Something ugly is happening inside America’s classrooms.
Headscarf-wearing Muslim girls are being called terrorists. Latinos are warned of deportation and teased about wall-building along the US-Mexico border. The N-word is making a comeback, and children younger than ever before are using it.
Although name-calling has always been a feature of playground life, teachers across the US say it has grown nastier since Republican presidential candidate Donald Trump’s rhetoric during the election campaign.
“I think there’s a real danger of harm taking place in all American schoolchildren,” Maureen Costello, an education expert at the Southern Poverty Law Centre (SPLC), a civil rights group, told Al Jazeera.
“We’ve seen 10 or more years of anti-bullying work get rolled back by a hostile atmosphere in many schools. Teachers describe disillusionment, depression and discouragement among kids who feel like they now know what people have thought about them all along,” Castello said.
An SPLC survey of some 2,000 US schools found that two-thirds of teachers described their vulnerable students – including blacks, Muslims, Latinos and other minorities – as affected by rhetoric in the 2016 White House race.
It shows a spike in racist bullying. For Muslims – or even some non-Muslim brown-skinned children – the acronym “ISIS” has become a stock taunt, referencing the Islamic State of Iraq and the Levant (ISIL, which is also known as ISIS).
The bullying causes more than just upset. Some Mexican pupils now fear that Trump’s promise to deport an estimated 11 million undocumented migrants will come to pass and that they, and their loved ones, will get kicked out of the US, Costello said.
While Trump’s focus on African Americans has been limited to ejecting civil rights protesters from campaign rallies, some black youths expressed “irrational” fears that segregation or slavery will make a comeback, researchers found.

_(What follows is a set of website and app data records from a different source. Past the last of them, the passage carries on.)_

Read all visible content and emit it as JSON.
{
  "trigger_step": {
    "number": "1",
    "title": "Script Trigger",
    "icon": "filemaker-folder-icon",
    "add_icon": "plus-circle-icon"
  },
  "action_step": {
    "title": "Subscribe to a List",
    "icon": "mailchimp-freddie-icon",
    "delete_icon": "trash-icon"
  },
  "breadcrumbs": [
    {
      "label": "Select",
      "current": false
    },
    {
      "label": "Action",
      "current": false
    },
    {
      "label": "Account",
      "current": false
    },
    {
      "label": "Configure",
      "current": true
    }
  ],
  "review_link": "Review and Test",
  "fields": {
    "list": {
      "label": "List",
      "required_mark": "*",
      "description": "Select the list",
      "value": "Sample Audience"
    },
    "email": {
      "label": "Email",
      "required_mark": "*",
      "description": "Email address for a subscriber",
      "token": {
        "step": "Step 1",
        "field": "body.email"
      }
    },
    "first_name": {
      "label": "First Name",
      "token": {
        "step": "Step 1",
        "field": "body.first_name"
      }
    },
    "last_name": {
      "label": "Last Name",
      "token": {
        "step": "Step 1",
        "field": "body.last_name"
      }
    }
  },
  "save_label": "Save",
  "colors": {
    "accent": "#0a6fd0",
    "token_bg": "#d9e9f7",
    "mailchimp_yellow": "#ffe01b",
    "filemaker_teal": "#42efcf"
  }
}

I’m old enough to remember the taunting and the demonstrations when schools started to be integrated in the 1950’s and ’60’s. I thought we had grown out of it. Silly me.